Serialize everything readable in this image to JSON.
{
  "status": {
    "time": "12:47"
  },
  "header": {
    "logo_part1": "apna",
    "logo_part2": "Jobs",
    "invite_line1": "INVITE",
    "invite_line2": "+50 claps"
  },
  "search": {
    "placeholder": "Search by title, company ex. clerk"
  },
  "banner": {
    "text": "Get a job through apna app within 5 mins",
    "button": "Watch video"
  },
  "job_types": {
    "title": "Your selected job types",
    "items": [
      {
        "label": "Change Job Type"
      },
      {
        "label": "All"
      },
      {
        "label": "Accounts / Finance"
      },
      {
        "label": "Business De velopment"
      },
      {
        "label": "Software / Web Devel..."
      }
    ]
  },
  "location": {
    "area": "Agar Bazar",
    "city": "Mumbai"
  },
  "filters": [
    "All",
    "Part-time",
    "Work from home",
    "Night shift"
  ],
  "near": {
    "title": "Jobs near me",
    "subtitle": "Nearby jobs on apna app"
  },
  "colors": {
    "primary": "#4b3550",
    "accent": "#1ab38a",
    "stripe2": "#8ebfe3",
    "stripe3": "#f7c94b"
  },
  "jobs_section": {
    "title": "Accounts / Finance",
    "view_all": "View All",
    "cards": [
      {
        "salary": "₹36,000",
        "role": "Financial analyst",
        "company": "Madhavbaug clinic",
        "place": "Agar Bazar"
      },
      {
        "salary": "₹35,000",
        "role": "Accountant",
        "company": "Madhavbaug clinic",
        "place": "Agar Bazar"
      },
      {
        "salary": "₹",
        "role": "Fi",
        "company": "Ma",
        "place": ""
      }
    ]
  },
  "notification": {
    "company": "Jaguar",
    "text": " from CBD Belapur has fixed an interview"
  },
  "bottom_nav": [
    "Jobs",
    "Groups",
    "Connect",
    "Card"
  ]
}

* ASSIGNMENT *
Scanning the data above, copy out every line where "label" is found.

* ANSWER TO THE PROBLEM *
        "label": "Change Job Type"
        "label": "All"
        "label": "Accounts / Finance"
        "label": "Business De velopment"
        "label": "Software / Web Devel..."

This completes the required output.